In the end, Okami offers a perfect blend of the familiar (Zelda style) with an innovative twist of the celestial brush. The controls are easy to learn, and are quite complex and fun to play with after the initial hour of learning. The only downside at all is that this game is too damned easy. With the free flow of cash in the game, and the ability to hold 99 of each item (including cheap attack items and three sizes of healing items), you will not even need to put your best in most fights. In fact, I never saw the game over screen, nor did I use any of the "1-up" style astral pouches.


Holy shit! That was my first thought in this game. The visuals are everything they were promised to be, and more. While the details would say that the visuals are rough and far from complex, that's where the beauty comes into play. This game is a lot like an ancient Japanese sketch drawing. It's simple, it looks like a Japanese drawing that came to life, and it's amazing to behold because of it's simplistic nature.

I'm not talking about how a game like Katamari Damacy looked great because it was simple. That game worked with simple visuals because it was a simple game. It was a theme for the game that came along nicely.

Okami looks great by being simple in one way; it's meant to represent ancient Japan like only a few things have ever shown it. It has the epic plot of a book like any detailing the Heike and Gengi clans, and it has the exact look of a Japanese sketch drawing. If ancient Japanese art was not this style, I doubt the game would have been and it would've looked out of place. However, using history and real art as a backing, Okami never fails to amaze with it's beauty.


For the most part, the audio of Okami is as amazing as the rest of the game. In particular, the sound effects are fun and lighthearted, but they remain realistic enough to fulfill their needed roles. This goes from the whistling of a summoned wind, the explosion of a bomb, the howl of a wolf, the crackle of a flam, and the splashing you hear when you enter water. You also have the ambient noises of animals and other sounds of nature are you explore the land. This goes hand in hand with the clangs and smashing noises of fierce (yet easy) combat.

The background music is also in this same class. The music is always memorable and it always matches the scene at hand. There is nothing boring or overplayed in the sound track.
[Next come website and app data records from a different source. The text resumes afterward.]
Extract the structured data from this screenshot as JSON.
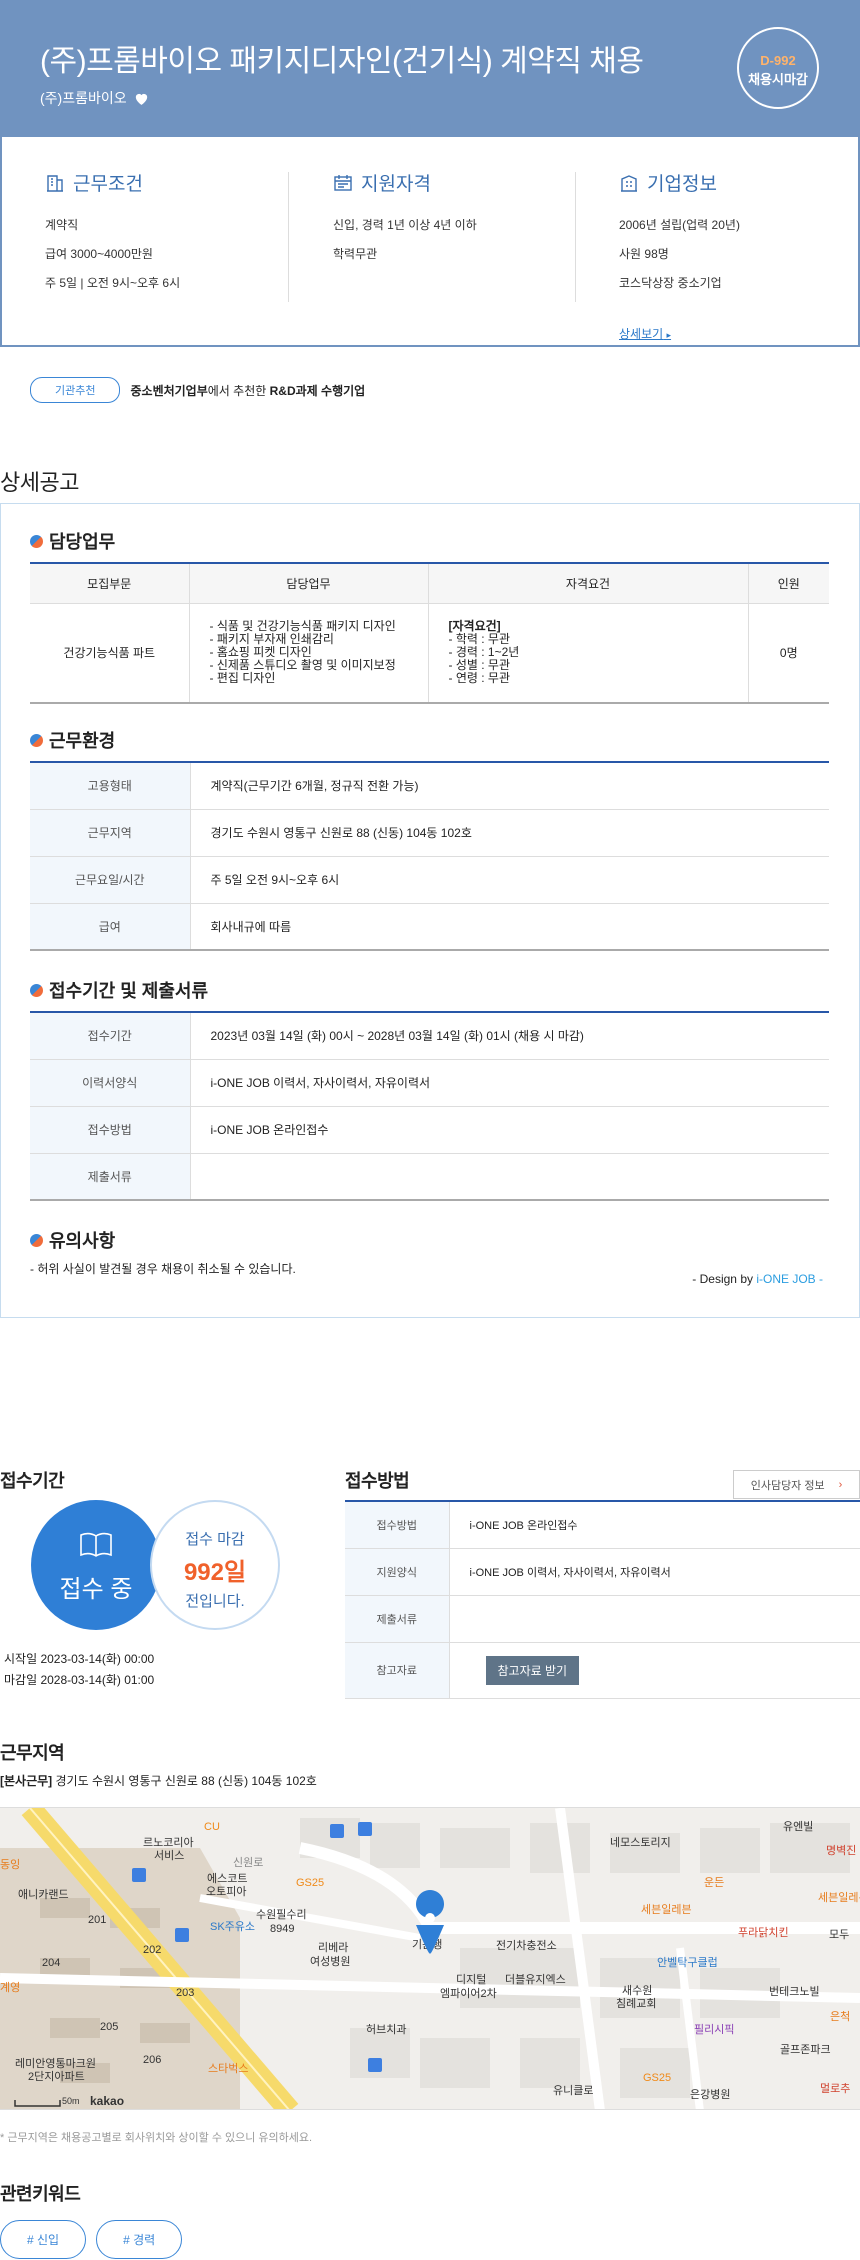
{
  "header": {
    "title": "(주)프롬바이오 패키지디자인(건기식) 계약직 채용",
    "company": "(주)프롬바이오",
    "dday": "D-992",
    "dday_caption": "채용시마감"
  },
  "summary": {
    "work": {
      "title": "근무조건",
      "lines": [
        "계약직",
        "급여 3000~4000만원",
        "주 5일 | 오전 9시~오후 6시"
      ]
    },
    "qual": {
      "title": "지원자격",
      "lines": [
        "신입, 경력 1년 이상 4년 이하",
        "학력무관"
      ]
    },
    "company": {
      "title": "기업정보",
      "lines": [
        "2006년 설립(업력 20년)",
        "사원 98명",
        "코스닥상장 중소기업"
      ],
      "more": "상세보기"
    }
  },
  "recommend": {
    "badge": "기관추천",
    "org": "중소벤처기업부",
    "mid": "에서 추천한 ",
    "kind": "R&D과제 수행기업"
  },
  "detail": {
    "heading": "상세공고",
    "duty": {
      "title": "담당업무",
      "headers": [
        "모집부문",
        "담당업무",
        "자격요건",
        "인원"
      ],
      "row": {
        "dept": "건강기능식품 파트",
        "tasks": [
          "- 식품 및 건강기능식품 패키지 디자인",
          "- 패키지 부자재 인쇄감리",
          "- 홈쇼핑 피켓 디자인",
          "- 신제품 스튜디오 촬영 및 이미지보정",
          "- 편집 디자인"
        ],
        "req_title": "[자격요건]",
        "reqs": [
          "- 학력 : 무관",
          "- 경력 : 1~2년",
          "- 성별 : 무관",
          "- 연령 : 무관"
        ],
        "count": "0명"
      }
    },
    "env": {
      "title": "근무환경",
      "rows": [
        {
          "k": "고용형태",
          "v": "계약직(근무기간 6개월, 정규직 전환 가능)"
        },
        {
          "k": "근무지역",
          "v": "경기도 수원시 영통구 신원로 88 (신동) 104동 102호"
        },
        {
          "k": "근무요일/시간",
          "v": "주 5일 오전 9시~오후 6시"
        },
        {
          "k": "급여",
          "v": "회사내규에 따름"
        }
      ]
    },
    "apply": {
      "title": "접수기간 및 제출서류",
      "rows": [
        {
          "k": "접수기간",
          "v": "2023년 03월 14일 (화) 00시 ~ 2028년 03월 14일 (화) 01시 (채용 시 마감)"
        },
        {
          "k": "이력서양식",
          "v": "i-ONE JOB 이력서, 자사이력서, 자유이력서"
        },
        {
          "k": "접수방법",
          "v": "i-ONE JOB 온라인접수"
        },
        {
          "k": "제출서류",
          "v": ""
        }
      ]
    },
    "caution": {
      "title": "유의사항",
      "text": "- 허위 사실이 발견될 경우 채용이 취소될 수 있습니다."
    },
    "design_prefix": "- Design by ",
    "design_brand": "i-ONE JOB -"
  },
  "period": {
    "heading": "접수기간",
    "status": "접수 중",
    "small1": "접수 마감",
    "small2": "992일",
    "small3": "전입니다.",
    "start": "시작일 2023-03-14(화) 00:00",
    "end": "마감일 2028-03-14(화) 01:00"
  },
  "method": {
    "heading": "접수방법",
    "hr_button": "인사담당자 정보",
    "rows": [
      {
        "k": "접수방법",
        "v": "i-ONE JOB 온라인접수"
      },
      {
        "k": "지원양식",
        "v": "i-ONE JOB 이력서, 자사이력서, 자유이력서"
      },
      {
        "k": "제출서류",
        "v": ""
      }
    ],
    "ref_label": "참고자료",
    "ref_button": "참고자료 받기"
  },
  "location": {
    "heading": "근무지역",
    "tag": "[본사근무]",
    "address": " 경기도 수원시 영통구 신원로 88 (신동) 104동 102호",
    "note": "* 근무지역은 채용공고별로 회사위치와 상이할 수 있으니 유의하세요.",
    "map_labels": {
      "cu": "CU",
      "renoko": "르노코리아",
      "service": "서비스",
      "escort": "에스코트",
      "autopia": "오토피아",
      "g525a": "GS25",
      "skoil": "SK주유소",
      "suwon_clinic": "수원필수리",
      "num8949": "8949",
      "annycand": "애니카랜드",
      "n201": "201",
      "n202": "202",
      "n203": "203",
      "n204": "204",
      "n205": "205",
      "n206": "206",
      "rivera": "리베라",
      "hospital": "여성병원",
      "digital": "디지털",
      "empire": "엠파이어2차",
      "ele": "전기차충전소",
      "better": "더블유지엑스",
      "herb": "허브치과",
      "starbucks": "스타벅스",
      "remian": "레미안영통마크원",
      "danji": "2단지아파트",
      "neimos": "네모스토리지",
      "unben": "유엔빌",
      "myungbeok": "명벽진",
      "seben": "세븐일레븐",
      "seben2": "세븐일레븐",
      "puradak": "푸라닭치킨",
      "modu": "모두",
      "anbel": "안벨탁구클럽",
      "newchurch": "새수원",
      "church": "침례교회",
      "bentech": "번테크노빌",
      "pillace": "필리시픽",
      "golf": "골프존파크",
      "g525b": "GS25",
      "yuni": "유니클로",
      "onhang": "은강병원",
      "meoks": "멀로추",
      "yundeung": "운든",
      "dong": "동잉",
      "gun": "기운행",
      "gyeyang": "계영",
      "sinwon": "신원로",
      "scale": "50m",
      "brand": "kakao",
      "eunjuk": "은척"
    }
  },
  "keywords": {
    "heading": "관련키워드",
    "items": [
      "# 신입",
      "# 경력"
    ]
  }
}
The only potential downside of the audio is found in "voices". The voices in this game are Animal Crossing style garbled sounds. If you can stand Sim-speak or Animal Crossing talk, then you are in for 45 hours of annoyances on this otherwise fabulous game. However, while some people may not enjoy them, they actually fit into the game nicely. It matches the art style by keeping the game rooted in reality, but slightly removed enough to make one feel like they are playing on a whole different level than what games will traditionally present the player. Actual voice over work or a lack of an "speech" would have simple left this aspect of the game in the wrong general feel and emotion.


Okami is definitely a game that doesn't come along every day...or even every year. This is a game that defies all that we expect from the game industry. The visuals are fresh and unlike anything else, and besides some influences from Viewtiful Joe (another Clover game), there is no use of cell shading that even comes close to this style of animation in a video game. When you throw in the innovative celestial brush mechanics and the plot that comes straight out of Japanese myths and religion, you have a game that really should not have come to the US under traditional circumstances.

The American shores were truly bestowed a great honor to have seem this game. Even though it has some problems with an overly easy challenge level, the game is epic and amazing to play. It's one game that truly will inspire addiction to the PS2 as we bid that generation goodbye. So, without and hesitation, I give Okami a very rare and very well earned 10 out of 10. Some things could have been better on paper, but it may not have made this game any better in practice.